So too have our courts been active, rendering decisions fleshing out some of these recent laws, as well as revisiting other, more familiar questions under longstanding principles. If you overlooked any of these developments, or need a quick and easy reference of what has occurred and what is on the horizon, we hope this topline recap helps.
Click here to read the full GT Alert.
On June 13, 2019, Nevada Governor Steve Sisolak signed SB 312 into law to require Nevada employers to provide paid leave to workers. Specifically, the bill requires that employees receive 0.01923 hours of paid leave for each hour worked. Under this formula, a worker who works 40 hours per week for 52 weeks will be entitled to approximately 40 hours of paid leave. Workers must receive the same rate of pay for the paid leave as paid for hours worked, and be paid at the same time they would have been paid had the hours been worked.

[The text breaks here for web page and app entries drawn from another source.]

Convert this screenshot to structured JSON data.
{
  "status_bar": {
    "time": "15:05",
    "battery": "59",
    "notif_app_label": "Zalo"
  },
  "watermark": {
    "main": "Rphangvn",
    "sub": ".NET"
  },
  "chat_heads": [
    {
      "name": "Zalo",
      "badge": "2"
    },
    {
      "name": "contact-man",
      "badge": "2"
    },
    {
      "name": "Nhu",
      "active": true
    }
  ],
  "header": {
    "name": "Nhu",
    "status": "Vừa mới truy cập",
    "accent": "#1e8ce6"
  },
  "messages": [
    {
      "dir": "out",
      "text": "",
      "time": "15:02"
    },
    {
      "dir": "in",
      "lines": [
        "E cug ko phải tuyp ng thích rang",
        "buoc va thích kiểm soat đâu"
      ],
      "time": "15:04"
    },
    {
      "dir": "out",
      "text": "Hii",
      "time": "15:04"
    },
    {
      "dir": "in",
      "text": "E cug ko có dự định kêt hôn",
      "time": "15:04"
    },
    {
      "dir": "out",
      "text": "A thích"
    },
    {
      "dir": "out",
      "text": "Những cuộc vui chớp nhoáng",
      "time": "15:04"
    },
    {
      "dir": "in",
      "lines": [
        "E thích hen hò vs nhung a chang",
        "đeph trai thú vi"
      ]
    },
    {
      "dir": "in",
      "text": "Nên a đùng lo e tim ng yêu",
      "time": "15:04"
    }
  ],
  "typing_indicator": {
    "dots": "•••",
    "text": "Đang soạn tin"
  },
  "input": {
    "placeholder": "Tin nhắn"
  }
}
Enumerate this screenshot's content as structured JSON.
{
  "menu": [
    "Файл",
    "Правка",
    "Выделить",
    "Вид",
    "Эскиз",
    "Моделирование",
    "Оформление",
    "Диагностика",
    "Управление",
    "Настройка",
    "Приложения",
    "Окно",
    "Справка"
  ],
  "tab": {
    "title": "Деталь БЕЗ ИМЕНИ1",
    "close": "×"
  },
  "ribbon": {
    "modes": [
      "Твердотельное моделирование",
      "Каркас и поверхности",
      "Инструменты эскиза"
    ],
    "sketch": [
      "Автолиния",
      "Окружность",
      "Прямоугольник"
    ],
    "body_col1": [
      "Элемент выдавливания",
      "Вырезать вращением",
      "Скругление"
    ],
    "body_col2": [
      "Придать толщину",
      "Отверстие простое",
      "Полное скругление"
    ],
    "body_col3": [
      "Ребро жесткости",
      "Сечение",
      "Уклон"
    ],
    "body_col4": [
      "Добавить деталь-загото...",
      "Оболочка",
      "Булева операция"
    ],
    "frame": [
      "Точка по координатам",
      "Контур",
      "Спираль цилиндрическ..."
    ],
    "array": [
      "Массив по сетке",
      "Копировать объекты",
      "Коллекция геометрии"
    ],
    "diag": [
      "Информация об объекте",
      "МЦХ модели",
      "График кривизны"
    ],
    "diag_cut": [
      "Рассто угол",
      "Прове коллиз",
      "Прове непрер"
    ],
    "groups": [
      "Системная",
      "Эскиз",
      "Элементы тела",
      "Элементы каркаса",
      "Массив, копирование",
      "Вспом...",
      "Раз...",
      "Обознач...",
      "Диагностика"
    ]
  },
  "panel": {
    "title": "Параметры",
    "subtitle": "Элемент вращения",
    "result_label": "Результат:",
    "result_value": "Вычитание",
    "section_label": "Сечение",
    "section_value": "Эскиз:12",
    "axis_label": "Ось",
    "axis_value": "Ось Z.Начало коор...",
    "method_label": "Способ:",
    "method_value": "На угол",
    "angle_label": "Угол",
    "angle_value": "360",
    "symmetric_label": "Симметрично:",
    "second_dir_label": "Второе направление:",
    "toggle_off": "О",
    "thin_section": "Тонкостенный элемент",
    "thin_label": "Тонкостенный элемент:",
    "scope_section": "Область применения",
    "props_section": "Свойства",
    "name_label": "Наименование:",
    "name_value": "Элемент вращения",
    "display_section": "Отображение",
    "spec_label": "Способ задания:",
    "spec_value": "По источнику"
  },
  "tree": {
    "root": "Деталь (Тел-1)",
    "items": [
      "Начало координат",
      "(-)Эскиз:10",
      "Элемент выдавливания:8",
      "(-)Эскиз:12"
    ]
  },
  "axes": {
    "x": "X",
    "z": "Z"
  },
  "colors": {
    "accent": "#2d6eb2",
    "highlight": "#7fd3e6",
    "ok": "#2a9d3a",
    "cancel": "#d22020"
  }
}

With passage of the bill, Nevada joins seven other states that have mandated paid time off: Arizona, California, Connecticut, Massachusetts, Oregon, Vermont, and Washington.
- Who will be required to provide paid time off to employees?
- What obligations are placed on employers?
- What rules may employers impose?
- What restrictions are imposed on employers?
- What obligations do employees have?
- How will the requirement be enforced?
- When does the requirement for paid leave go into effect?
Click here for the full GT Alert, which answers these questions.
Twelve attorneys from global law firm Greenberg Traurig, LLP were recognized by Human Resource Executive in a 2019 report researched by the Lawdragon organization. Human Resource Executive and Lawdragon, a networking site for lawyers and clients, conduct research to identify “the most powerful attorneys for employment law, benefits law, traditional labor and employment law, and immigration law.”
In 2019, Kate Kalmykov joins the “Nation’s 20 Most Powerful Employment Attorneys – Immigration.” In addition, Naomi G. Beer, Mark D. Kemple, and Todd D. Wozniak join the “Nation’s 100 Most Powerful Employment Attorneys.” Kalmykov and Wozniak were recognized on the list of the “Nation’s 40 Most Powerful Employment Attorneys – Up-and-Comers” in 2018.
To read the full release, click here.